* _RECORDS FOR THE TASK_:
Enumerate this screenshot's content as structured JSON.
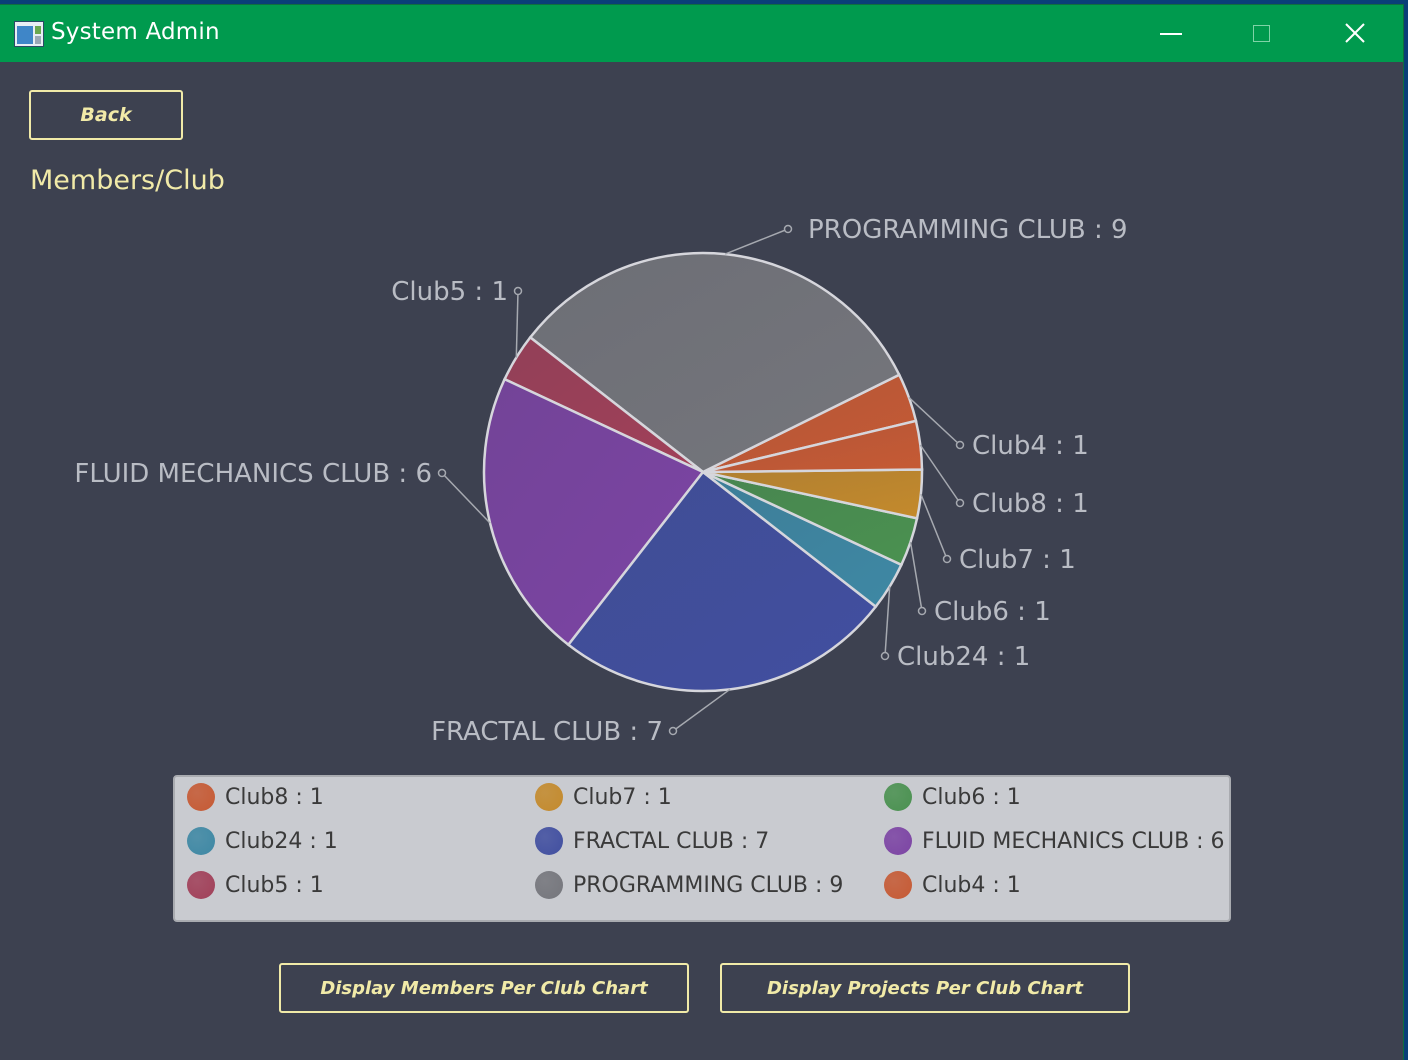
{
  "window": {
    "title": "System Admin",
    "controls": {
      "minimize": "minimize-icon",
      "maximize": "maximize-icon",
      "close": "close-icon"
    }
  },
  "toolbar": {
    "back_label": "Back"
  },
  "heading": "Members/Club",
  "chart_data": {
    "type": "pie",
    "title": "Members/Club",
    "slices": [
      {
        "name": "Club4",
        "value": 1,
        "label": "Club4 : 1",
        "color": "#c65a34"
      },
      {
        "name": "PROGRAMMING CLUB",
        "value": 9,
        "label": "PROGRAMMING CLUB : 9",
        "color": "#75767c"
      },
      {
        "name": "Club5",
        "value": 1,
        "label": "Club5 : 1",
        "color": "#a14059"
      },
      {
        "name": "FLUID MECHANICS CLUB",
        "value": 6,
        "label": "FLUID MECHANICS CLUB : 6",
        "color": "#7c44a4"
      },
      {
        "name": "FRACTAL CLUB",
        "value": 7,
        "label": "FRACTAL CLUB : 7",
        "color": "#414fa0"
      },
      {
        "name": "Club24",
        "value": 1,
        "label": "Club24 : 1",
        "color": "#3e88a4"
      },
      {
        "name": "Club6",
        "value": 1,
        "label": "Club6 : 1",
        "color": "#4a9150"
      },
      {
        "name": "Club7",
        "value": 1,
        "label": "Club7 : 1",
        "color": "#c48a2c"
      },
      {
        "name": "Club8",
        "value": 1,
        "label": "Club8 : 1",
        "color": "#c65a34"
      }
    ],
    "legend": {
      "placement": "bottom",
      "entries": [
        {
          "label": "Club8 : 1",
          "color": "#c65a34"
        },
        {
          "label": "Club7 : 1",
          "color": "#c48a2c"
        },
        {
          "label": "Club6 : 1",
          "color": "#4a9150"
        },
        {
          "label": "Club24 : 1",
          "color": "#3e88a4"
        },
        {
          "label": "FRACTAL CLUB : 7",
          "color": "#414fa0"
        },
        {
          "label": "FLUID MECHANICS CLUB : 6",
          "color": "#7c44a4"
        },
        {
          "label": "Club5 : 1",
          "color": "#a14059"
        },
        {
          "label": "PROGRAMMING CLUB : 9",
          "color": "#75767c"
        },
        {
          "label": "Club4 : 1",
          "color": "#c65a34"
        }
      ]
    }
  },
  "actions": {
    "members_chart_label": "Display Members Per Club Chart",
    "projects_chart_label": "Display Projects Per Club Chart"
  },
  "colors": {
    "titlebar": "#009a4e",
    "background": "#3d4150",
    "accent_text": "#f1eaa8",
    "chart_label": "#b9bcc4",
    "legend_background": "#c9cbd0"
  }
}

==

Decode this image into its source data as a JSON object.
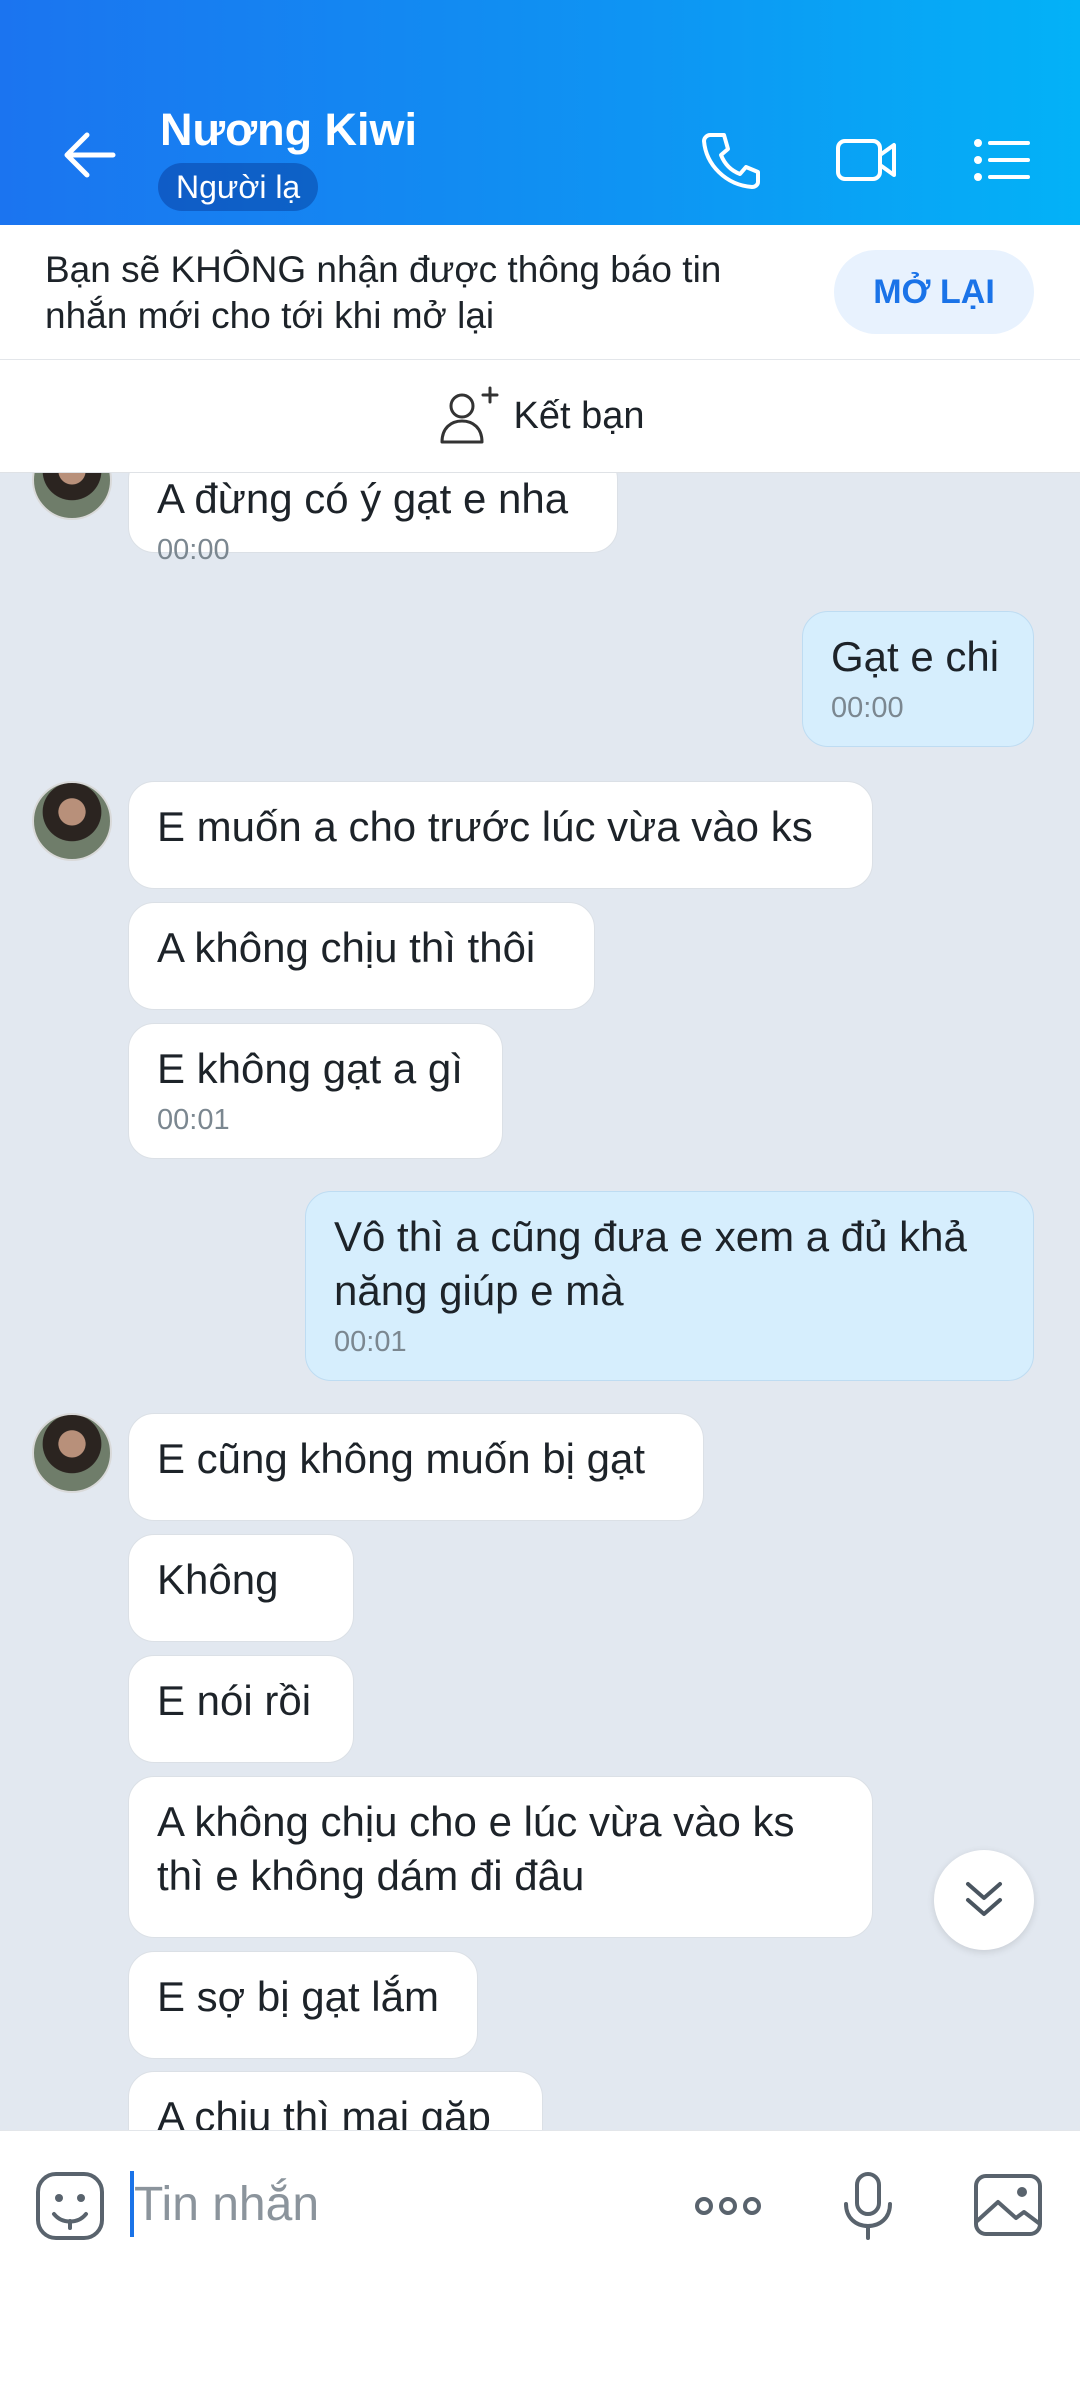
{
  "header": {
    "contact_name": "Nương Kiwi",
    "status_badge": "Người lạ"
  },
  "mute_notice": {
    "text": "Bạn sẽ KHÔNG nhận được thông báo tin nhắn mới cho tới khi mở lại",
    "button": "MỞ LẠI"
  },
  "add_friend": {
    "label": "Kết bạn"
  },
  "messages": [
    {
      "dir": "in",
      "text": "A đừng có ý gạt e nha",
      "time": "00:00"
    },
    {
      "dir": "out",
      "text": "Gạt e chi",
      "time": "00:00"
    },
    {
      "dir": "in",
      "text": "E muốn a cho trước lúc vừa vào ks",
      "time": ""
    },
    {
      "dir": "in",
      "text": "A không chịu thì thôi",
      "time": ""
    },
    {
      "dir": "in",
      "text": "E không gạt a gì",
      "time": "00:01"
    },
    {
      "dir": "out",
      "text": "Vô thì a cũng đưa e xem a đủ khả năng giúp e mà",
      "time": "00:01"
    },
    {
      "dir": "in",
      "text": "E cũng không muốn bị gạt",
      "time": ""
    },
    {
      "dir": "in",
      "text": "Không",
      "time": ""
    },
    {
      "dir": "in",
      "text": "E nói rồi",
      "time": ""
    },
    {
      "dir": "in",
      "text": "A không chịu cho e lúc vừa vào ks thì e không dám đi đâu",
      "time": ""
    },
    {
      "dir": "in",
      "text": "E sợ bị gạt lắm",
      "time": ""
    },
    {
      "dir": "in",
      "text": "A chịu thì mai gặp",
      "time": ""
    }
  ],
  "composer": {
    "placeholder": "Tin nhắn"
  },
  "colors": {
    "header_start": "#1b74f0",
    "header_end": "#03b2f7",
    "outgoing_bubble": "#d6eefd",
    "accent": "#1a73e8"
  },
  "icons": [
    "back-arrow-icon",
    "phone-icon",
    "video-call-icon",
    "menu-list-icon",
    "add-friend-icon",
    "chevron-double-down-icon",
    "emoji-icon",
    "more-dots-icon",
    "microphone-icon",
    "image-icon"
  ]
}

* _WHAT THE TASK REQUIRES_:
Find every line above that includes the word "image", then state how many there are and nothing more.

* _ANSWER_:
2